• _Activity_
I'd like the entries reproduced exactly, with all pictures omitted.

= = = = = = =

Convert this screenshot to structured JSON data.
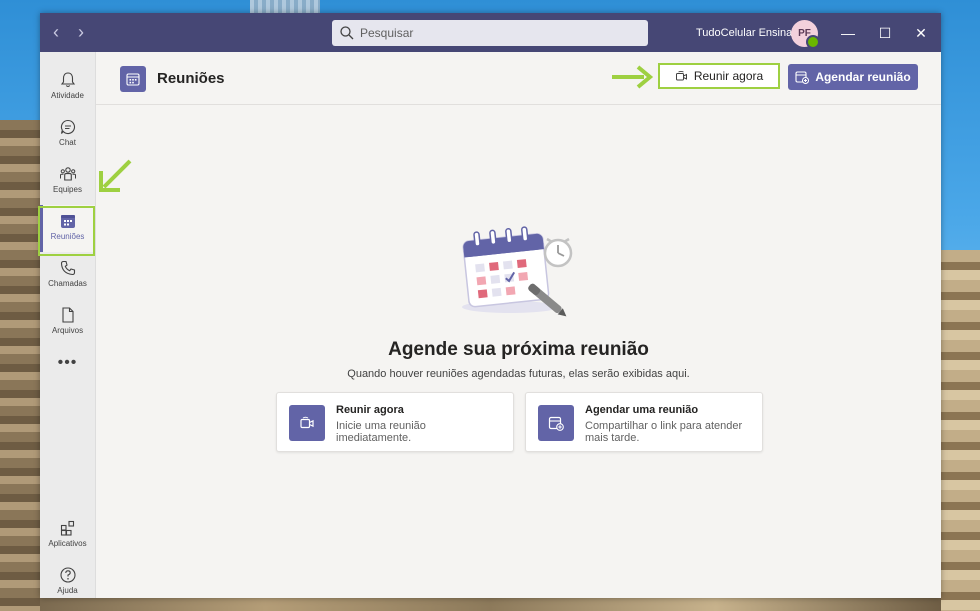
{
  "titlebar": {
    "search_placeholder": "Pesquisar",
    "user_name": "TudoCelular Ensina",
    "avatar_initials": "PF",
    "nav_back": "‹",
    "nav_forward": "›",
    "minimize": "—",
    "maximize": "☐",
    "close": "✕"
  },
  "rail": {
    "items": [
      {
        "label": "Atividade",
        "icon": "bell-icon"
      },
      {
        "label": "Chat",
        "icon": "chat-icon"
      },
      {
        "label": "Equipes",
        "icon": "teams-icon"
      },
      {
        "label": "Reuniões",
        "icon": "calendar-icon"
      },
      {
        "label": "Chamadas",
        "icon": "phone-icon"
      },
      {
        "label": "Arquivos",
        "icon": "file-icon"
      }
    ],
    "more": "•••",
    "bottom_items": [
      {
        "label": "Aplicativos",
        "icon": "apps-icon"
      },
      {
        "label": "Ajuda",
        "icon": "help-icon"
      }
    ],
    "active": "Reuniões"
  },
  "header": {
    "title": "Reuniões",
    "meet_now": "Reunir agora",
    "schedule": "Agendar reunião"
  },
  "empty_state": {
    "title": "Agende sua próxima reunião",
    "subtitle": "Quando houver reuniões agendadas futuras, elas serão exibidas aqui."
  },
  "cards": [
    {
      "title": "Reunir agora",
      "desc": "Inicie uma reunião imediatamente."
    },
    {
      "title": "Agendar uma reunião",
      "desc": "Compartilhar o link para atender mais tarde."
    }
  ],
  "colors": {
    "titlebar": "#464775",
    "accent": "#6264a7",
    "highlight": "#9ed041",
    "presence": "#6bb700"
  }
}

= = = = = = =

• _Reply to the task_
Convert this screenshot to structured JSON data.
{
  "titlebar": {
    "search_placeholder": "Pesquisar",
    "user_name": "TudoCelular Ensina",
    "avatar_initials": "PF",
    "nav_back": "‹",
    "nav_forward": "›",
    "minimize": "—",
    "maximize": "☐",
    "close": "✕"
  },
  "rail": {
    "items": [
      {
        "label": "Atividade",
        "icon": "bell-icon"
      },
      {
        "label": "Chat",
        "icon": "chat-icon"
      },
      {
        "label": "Equipes",
        "icon": "teams-icon"
      },
      {
        "label": "Reuniões",
        "icon": "calendar-icon"
      },
      {
        "label": "Chamadas",
        "icon": "phone-icon"
      },
      {
        "label": "Arquivos",
        "icon": "file-icon"
      }
    ],
    "more": "•••",
    "bottom_items": [
      {
        "label": "Aplicativos",
        "icon": "apps-icon"
      },
      {
        "label": "Ajuda",
        "icon": "help-icon"
      }
    ],
    "active": "Reuniões"
  },
  "header": {
    "title": "Reuniões",
    "meet_now": "Reunir agora",
    "schedule": "Agendar reunião"
  },
  "empty_state": {
    "title": "Agende sua próxima reunião",
    "subtitle": "Quando houver reuniões agendadas futuras, elas serão exibidas aqui."
  },
  "cards": [
    {
      "title": "Reunir agora",
      "desc": "Inicie uma reunião imediatamente."
    },
    {
      "title": "Agendar uma reunião",
      "desc": "Compartilhar o link para atender mais tarde."
    }
  ],
  "colors": {
    "titlebar": "#464775",
    "accent": "#6264a7",
    "highlight": "#9ed041",
    "presence": "#6bb700"
  }
}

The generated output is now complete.